> [Action item]: How many lines in the records below contain the word "value"? State that number and nothing more.

[Collection entries]
== Segment start ==

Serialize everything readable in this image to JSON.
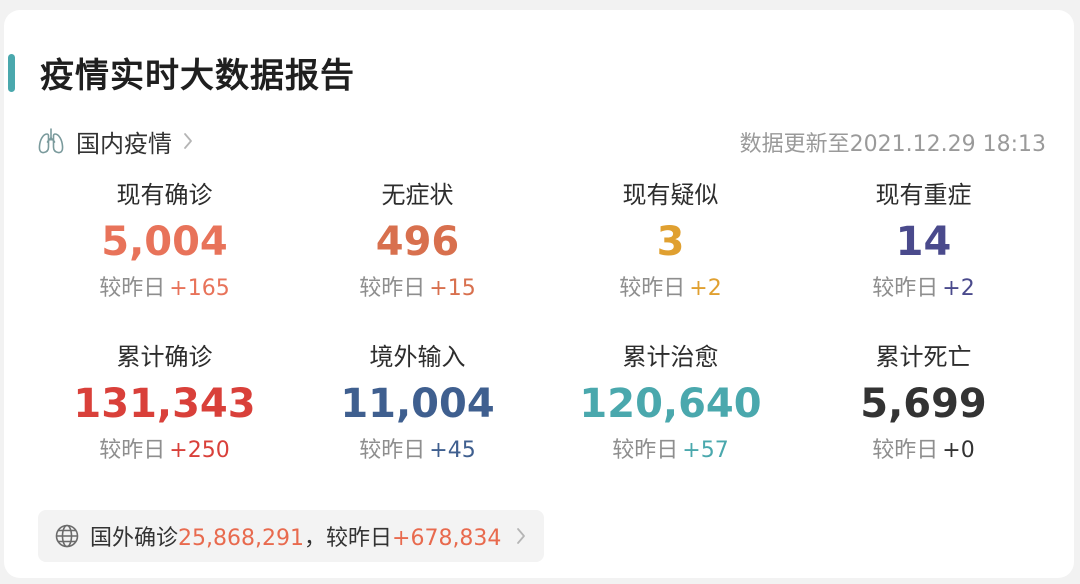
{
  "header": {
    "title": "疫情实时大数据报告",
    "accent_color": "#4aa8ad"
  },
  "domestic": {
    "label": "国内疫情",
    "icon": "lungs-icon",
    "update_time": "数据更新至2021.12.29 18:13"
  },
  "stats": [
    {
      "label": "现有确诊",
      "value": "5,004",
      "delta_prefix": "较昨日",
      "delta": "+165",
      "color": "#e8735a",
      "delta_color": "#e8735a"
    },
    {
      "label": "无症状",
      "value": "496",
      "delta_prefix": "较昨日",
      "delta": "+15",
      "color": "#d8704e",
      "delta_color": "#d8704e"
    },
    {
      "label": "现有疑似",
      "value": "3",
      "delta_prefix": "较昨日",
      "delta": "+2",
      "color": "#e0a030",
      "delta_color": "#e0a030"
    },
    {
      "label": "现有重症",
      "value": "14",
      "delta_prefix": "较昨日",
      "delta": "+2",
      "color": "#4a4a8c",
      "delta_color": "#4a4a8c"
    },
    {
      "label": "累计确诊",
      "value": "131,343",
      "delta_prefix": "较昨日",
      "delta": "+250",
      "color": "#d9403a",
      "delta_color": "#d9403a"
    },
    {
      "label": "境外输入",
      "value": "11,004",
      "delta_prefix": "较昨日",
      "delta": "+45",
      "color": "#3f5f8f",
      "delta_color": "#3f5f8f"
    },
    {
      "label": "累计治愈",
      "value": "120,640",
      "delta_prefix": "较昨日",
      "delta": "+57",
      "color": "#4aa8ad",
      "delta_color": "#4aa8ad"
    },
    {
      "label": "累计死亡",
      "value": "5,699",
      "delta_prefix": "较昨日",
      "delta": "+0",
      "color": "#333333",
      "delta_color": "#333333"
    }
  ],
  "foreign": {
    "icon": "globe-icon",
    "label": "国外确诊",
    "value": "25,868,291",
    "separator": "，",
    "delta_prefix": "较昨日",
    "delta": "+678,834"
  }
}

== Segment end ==

> [Result of this exercise]: 9